pain train on May 8, 2013 at 1:18 PM

The Catholic Church does not need to revisit anything; it is our duty as Catholics to be obedient to it, not for the Church to bend to our whims.
PatriotGal2257 on May 8, 2013 at 7:58 PM

Indeed. And in fact, it was after Vatican II – with the embrace of liberalism, “Liberation Theology” and “Social Justice” – that the
‘bleeding’ wound first appeared.

whatcat on May 8, 2013 at 9:21 PM

Indeed. And in fact, it was after Vatican II – with the embrace of liberalism, “Liberation Theology” and “Social Justice” – that the
‘bleeding’ wound first appeared.

whatcat on May 8, 2013 at 9:21 PM

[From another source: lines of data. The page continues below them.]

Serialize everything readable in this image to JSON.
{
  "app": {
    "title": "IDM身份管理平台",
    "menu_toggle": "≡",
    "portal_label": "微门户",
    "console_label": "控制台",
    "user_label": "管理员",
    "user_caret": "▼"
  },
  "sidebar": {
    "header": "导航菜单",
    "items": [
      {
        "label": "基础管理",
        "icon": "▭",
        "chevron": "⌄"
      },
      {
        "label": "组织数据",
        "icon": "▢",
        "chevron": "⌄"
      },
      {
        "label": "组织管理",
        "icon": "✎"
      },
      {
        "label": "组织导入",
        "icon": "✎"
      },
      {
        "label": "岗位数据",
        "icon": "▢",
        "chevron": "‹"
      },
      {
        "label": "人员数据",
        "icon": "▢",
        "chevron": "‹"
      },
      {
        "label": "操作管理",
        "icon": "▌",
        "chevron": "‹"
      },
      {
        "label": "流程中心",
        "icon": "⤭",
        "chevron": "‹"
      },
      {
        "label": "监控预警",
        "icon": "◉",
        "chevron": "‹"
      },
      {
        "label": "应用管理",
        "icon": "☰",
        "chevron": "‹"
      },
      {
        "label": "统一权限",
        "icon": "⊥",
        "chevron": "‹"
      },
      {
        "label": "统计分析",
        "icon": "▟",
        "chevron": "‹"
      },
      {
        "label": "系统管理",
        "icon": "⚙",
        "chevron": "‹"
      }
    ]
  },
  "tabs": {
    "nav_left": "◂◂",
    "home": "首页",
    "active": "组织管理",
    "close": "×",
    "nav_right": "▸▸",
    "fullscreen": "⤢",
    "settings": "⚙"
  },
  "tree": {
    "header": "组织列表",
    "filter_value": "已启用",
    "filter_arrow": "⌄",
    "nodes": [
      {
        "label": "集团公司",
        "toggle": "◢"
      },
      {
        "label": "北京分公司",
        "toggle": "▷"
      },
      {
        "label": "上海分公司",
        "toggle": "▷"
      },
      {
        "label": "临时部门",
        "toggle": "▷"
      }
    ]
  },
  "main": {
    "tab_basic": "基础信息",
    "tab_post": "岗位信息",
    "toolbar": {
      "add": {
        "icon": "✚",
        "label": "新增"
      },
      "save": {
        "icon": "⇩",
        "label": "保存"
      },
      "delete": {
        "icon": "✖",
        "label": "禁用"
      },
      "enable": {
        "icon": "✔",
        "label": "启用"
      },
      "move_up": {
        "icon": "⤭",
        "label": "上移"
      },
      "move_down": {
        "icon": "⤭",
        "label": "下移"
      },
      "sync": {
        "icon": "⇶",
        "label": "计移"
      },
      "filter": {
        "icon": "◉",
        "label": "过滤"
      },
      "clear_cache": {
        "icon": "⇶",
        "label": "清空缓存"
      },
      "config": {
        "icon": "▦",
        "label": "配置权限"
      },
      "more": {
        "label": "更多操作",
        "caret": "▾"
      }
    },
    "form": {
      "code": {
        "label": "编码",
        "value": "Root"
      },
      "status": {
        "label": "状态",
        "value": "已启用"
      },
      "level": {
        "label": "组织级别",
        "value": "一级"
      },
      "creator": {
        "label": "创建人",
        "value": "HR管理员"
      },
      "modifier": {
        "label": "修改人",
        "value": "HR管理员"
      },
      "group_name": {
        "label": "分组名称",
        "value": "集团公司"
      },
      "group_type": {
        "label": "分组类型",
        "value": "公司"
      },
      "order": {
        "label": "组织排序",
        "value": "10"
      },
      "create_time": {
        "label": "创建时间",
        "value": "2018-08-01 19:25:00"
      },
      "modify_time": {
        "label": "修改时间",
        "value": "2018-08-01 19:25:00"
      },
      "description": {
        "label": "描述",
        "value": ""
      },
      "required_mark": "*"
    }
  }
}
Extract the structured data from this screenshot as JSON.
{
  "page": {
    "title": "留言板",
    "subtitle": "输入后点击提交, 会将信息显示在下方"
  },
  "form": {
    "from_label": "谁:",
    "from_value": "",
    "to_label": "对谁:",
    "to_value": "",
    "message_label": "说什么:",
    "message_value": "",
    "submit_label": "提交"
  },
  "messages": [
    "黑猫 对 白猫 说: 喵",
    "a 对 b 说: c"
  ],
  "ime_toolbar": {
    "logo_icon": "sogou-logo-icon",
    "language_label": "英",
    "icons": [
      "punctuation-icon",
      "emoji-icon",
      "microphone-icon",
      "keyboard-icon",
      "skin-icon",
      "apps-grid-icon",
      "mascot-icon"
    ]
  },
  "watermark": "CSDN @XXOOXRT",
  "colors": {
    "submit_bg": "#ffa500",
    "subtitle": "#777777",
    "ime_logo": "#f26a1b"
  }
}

Yes.. It is all Vatican II’s fault. Everyone really enjoyed the staid overly judgmental Church of the 1950s. sarc off//

Illinidiva on May 8, 2013 at 11:58 PM

The bottom line is that the Catholic church is loosing members in droves and they may have to revisit some of their policies in order to stop the bleeding.

pain train on May 8, 2013 at 1:18 PM

All I can think of in response is Christ being scourged at the pillar and looking around to see none of his disciples have stayed and then pondering:

“I may have to revisit some of my policies in order to stop the bleeding …”

PackerBronco on May 9, 2013 at 10:26 AM